our passions, appetites, and affections; in that calm, serene, and meek temper of mind which has been described in the former part of the discourse? The conduct of others, however unjust or injurious, and the events of life, however calamitous and adverse, cannot affect the repose of him who possesses a meek and quiet spirit. He has a source of happiness and enjoyment in the temper and constitution of his own mind, of which he can no more be deprived than of his existence. The reproaches and censures of others cannot hurt the man who has a modest and humble opinion of his own character. Envy cannot torment the breast of him who views the success and happiness of others with complacency and delight. Injury and insult meet with no cor- responding passions in a mind regulated by meekness, and taught to suffer with patience and composure the wrongs of the oppressor. Those evils which happen alike to all men, are soothed and mitigated by a soft and gentle and complying temper. To bear adversity with becoming dignity, a bold and courageous spirit are altogether insufficient: patience and submission are the only remedies. The blast shatters the tree which endeavours to resist its

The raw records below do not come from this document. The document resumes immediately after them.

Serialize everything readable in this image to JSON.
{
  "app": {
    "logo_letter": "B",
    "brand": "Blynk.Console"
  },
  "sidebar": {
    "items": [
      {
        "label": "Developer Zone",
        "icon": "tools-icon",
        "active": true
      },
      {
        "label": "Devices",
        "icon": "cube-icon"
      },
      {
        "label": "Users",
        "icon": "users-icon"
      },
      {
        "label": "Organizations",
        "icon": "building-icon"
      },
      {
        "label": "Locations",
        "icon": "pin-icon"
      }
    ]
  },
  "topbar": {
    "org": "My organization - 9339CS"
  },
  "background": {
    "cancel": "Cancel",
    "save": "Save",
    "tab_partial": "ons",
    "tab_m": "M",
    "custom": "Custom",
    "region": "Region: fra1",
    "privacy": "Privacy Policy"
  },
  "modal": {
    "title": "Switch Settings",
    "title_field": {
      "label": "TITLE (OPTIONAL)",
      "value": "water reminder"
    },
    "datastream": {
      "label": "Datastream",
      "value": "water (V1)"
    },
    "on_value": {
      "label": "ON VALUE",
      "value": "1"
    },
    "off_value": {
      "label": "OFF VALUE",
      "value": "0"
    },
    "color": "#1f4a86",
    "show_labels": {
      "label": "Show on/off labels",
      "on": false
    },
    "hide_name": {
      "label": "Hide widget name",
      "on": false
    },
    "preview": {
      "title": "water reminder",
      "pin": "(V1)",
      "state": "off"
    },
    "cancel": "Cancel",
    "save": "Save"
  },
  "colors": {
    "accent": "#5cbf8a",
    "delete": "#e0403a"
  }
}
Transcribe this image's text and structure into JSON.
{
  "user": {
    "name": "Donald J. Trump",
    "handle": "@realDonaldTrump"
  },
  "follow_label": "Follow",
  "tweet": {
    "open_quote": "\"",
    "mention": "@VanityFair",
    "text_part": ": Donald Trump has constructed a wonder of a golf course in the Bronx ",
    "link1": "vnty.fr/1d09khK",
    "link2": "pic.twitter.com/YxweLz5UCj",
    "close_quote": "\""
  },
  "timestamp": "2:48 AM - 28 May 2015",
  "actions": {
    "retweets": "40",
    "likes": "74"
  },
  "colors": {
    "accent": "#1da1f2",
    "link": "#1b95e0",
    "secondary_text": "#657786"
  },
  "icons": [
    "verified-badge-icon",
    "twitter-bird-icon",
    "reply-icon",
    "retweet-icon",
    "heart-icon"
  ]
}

power, but passes over without injuring the shrub which yields to its force. What then can disturb the meek man? No evil can reach him from without, and within all is peace and happiness.
If meekness have such an influence on our happiness in the day of adversity, how much more does it gild the sunshine of prosperity. He who has been depressed beyond measure in adversity, will be intemperate in the day of success. He only who has borne with patience and calmness, misfortune and disappointment, can display that moderation and temperance in prosperity which are necessary to the proper enjoyment of life. Tumultuous and excessive joys are unknown to the meek man; his mind moves in that calm and equal tenour which gives a true relish to life. The sunshine seems brighter when it follows or precedes a storm; but meekness resembles that clear and serene sky which is a stranger to storms and tempests.
To cultivate meekness, then, is to cultivate quietness, peace, and happiness. He who has attained this virtue, is in possession of a treasure superiour to the riches of the earth, which the world has not given, and which it cannot take away. It is our interest, therefore, to study
meekness for its own sake, and in consideration of that internal peace which it brings in its train. But the motives to the practice of this virtue, will be much stronger if we consider it with regard to others.
II. Great is the reward of meekness as regards the world. Nothing counteracts the malevolence and discordant principles of society more than the tender spirit which keeps aloof from dissension and contest. The passions of men are in the moral world what the raging tempest is in the natural-command the elements and you make peace-command the passions and discord ceases to rave. angry, when they meet with gentle words and mild demeanour, are disarmed of their ferocity, the opposition that elicits their fiery particles is removed and they depart harmless and without riot.
The meek man, like the skilful artist, touches the rudest machinery with the finest instrument, and causes it to obey his wish. He combats not by strength but by gentleness; he opposes not with violence, but he conquers by moderation; he disarms the terrible of their weapons, as if by enchantment, and their instruments of death fall harmless at his feet.